Thursday 21 September 2023

Painfully non-essential

An interesting question for historians of the future - why was drivel so widely addictive among official communicators and the media? Here's an example from last week.

Derbyshire County Council could stop non-essential spending amid £46m debt

Derbyshire County Council could stop all non-essential spending and implement a recruitment freeze as a £46m budget black hole brings it to the "edge of bankruptcy".

It said the overspend had prompted "very painful" budget decisions...

Many of Derbyshire County Council's services are not statutory - meaning it does not legally have to provide them.

A freeze on all but statutory services may be issued if the authority cannot meet a balanced budget or if its reserves fall to "unacceptably low levels".

How can it be "very painful" to stop spending which is non-essential? Why spend on anything non-essential in the first place? Rhetorical questions of course, they have been doing it for decades.


Sam Vega said...

Some interesting points noticed about our new Unitary Authority we have just moved into. I have much more recycling to do, as they want us to separate different types of plastics, collect food waste (Ye Gods!) and take masses of stuff to different collection points. It's never any great distance, so I can combine it with dog-walking, but everywhere I go I seem to lug a bag full of flattened tetra-paks or plastic food trays. The latter lead to some good comedy moments when the dog tangles me in the lead and a gust of wind sends the lot bowling down the street. The household bin collectors actually go through your rubbish, and any "infringements" lead to your bin being tagged with a red plastic badge of shame, and they leave the bloody lot there.
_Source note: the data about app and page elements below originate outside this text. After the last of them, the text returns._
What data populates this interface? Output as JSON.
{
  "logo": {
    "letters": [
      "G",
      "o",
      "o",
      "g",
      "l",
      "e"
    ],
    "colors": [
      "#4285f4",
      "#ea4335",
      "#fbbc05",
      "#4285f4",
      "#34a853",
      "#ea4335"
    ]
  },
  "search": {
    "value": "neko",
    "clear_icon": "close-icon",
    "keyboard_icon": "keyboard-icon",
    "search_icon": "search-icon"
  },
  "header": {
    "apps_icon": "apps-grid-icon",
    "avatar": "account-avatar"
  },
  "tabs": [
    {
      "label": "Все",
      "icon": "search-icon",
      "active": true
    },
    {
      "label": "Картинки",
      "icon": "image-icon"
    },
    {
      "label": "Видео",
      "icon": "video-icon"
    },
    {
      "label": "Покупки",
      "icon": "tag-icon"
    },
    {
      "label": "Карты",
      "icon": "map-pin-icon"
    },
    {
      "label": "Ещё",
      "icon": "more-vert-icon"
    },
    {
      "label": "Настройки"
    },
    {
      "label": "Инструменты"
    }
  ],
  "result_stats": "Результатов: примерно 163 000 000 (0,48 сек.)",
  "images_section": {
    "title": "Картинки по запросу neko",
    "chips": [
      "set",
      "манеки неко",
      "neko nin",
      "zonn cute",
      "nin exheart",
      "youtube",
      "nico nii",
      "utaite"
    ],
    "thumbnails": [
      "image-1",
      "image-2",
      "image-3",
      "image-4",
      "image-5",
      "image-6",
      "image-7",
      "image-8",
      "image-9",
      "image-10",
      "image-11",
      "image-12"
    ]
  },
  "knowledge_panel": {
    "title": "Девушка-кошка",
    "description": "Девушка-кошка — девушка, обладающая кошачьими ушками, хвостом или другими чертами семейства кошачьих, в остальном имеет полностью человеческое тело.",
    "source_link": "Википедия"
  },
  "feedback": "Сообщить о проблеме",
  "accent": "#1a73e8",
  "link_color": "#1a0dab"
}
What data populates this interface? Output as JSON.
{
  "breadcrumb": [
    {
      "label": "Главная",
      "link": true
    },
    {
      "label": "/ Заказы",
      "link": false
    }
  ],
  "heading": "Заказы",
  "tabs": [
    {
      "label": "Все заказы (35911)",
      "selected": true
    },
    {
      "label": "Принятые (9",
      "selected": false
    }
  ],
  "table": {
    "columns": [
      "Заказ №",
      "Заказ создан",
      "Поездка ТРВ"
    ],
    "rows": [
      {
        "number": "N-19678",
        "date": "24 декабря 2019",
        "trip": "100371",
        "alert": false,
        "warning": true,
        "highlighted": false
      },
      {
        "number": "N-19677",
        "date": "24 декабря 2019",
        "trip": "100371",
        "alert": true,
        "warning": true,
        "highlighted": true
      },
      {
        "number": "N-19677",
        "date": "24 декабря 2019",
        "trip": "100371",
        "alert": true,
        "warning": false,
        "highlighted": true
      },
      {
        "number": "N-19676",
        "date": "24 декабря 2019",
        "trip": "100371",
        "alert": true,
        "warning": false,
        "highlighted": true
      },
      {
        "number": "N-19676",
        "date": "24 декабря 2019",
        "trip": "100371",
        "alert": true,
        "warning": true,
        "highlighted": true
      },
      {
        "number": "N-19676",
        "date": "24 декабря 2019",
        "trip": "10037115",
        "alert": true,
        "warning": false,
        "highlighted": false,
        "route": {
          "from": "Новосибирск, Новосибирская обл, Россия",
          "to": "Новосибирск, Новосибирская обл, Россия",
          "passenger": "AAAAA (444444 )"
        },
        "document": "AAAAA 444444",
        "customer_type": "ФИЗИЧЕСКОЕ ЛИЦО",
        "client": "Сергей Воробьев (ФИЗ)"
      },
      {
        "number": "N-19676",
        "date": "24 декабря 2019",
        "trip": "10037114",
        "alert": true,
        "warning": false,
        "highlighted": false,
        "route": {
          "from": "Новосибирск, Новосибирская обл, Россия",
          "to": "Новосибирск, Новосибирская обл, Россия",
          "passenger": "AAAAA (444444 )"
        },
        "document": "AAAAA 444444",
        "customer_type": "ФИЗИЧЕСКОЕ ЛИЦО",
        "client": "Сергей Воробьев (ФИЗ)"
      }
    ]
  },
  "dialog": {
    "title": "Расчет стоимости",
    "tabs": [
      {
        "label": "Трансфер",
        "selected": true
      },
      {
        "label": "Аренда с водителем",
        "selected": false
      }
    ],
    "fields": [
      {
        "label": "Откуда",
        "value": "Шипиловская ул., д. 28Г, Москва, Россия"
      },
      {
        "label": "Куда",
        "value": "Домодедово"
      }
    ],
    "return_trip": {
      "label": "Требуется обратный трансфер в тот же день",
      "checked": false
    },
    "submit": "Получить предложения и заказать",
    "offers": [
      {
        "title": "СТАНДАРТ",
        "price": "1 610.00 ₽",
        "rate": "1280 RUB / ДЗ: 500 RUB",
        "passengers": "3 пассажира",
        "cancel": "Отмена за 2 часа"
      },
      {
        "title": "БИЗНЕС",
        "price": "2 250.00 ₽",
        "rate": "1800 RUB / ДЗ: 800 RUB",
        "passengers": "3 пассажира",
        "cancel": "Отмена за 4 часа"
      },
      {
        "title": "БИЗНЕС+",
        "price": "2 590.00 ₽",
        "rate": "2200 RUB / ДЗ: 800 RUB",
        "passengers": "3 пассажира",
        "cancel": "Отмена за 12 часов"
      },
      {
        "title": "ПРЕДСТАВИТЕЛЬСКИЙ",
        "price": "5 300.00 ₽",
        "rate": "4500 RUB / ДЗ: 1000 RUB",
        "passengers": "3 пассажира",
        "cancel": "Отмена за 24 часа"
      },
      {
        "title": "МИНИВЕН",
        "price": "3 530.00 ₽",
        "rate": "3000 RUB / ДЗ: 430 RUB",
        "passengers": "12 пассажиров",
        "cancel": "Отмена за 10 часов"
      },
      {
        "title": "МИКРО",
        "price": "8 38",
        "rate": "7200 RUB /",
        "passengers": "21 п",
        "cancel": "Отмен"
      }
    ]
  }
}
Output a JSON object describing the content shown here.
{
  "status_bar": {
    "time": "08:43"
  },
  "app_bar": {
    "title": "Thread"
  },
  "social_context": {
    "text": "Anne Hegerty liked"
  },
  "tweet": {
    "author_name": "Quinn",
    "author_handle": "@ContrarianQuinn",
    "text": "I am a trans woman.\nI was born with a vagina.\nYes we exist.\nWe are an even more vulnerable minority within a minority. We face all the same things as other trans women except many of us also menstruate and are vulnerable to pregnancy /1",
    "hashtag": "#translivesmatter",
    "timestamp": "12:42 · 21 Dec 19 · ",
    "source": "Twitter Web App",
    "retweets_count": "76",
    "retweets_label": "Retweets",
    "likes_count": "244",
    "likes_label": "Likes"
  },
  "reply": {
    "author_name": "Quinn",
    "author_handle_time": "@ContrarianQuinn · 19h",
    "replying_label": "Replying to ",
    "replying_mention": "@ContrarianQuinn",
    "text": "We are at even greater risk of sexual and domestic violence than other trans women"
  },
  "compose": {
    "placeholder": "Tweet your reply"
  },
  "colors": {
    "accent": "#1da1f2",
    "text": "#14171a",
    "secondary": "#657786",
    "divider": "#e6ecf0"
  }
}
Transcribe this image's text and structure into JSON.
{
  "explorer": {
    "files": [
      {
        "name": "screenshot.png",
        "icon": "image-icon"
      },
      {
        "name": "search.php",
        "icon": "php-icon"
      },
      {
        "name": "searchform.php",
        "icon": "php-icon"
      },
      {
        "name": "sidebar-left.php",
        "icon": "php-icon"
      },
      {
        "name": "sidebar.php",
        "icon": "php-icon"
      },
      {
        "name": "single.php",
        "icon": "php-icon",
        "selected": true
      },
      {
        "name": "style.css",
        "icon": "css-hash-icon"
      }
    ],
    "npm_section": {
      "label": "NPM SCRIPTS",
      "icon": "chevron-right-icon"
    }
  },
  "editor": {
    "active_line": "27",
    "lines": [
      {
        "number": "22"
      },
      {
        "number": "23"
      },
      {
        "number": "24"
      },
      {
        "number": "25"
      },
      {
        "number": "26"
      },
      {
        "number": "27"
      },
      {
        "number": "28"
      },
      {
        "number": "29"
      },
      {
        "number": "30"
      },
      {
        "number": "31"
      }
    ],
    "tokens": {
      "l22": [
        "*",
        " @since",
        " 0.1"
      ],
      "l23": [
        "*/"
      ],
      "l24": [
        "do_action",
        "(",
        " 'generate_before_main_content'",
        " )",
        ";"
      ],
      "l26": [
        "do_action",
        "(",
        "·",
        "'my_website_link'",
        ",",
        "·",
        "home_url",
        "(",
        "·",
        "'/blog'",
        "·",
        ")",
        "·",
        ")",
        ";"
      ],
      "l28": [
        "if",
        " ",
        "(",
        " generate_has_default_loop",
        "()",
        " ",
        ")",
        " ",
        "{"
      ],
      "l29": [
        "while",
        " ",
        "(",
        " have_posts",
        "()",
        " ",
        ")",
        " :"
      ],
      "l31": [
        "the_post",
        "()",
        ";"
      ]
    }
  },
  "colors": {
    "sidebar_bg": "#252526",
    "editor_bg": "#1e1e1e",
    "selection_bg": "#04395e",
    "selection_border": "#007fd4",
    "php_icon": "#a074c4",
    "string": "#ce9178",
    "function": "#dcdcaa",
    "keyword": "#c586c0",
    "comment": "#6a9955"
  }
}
As you said on here earlier, it's all a scam to make you do the sorting that they can't handle. I'm going to go out at night with mixed rubbish and leave it in a public bin near the Town Hall. I'll tip out the food waste, though, so the urban foxes can benefit.

Anonymous said...

@ Sam Vega. Local clowncil bin collectors tried it with me, a compliance bloke soon followed, when he asked where the rubbish had gone I told him I burnt it. I also explained I would burn every bit of my rubbish if they didn't take it away. Still waiting to hear back from them.


A K Haart said...

Sam - we've noticed differences between Derbyshire and Devon when we go on holiday. Devon seems to impose stricter requirements and they have food bins too. We have three bins, landfill, glass and recycling, no food bin. Not that we have much food waste, ours is mostly composted. We have a garden waste bin but that's an optional bin we pay for.

lfb - I could make use of a garden incinerator. I like burning stuff and judging by the smoke I think more people round here may be burning some of their waste.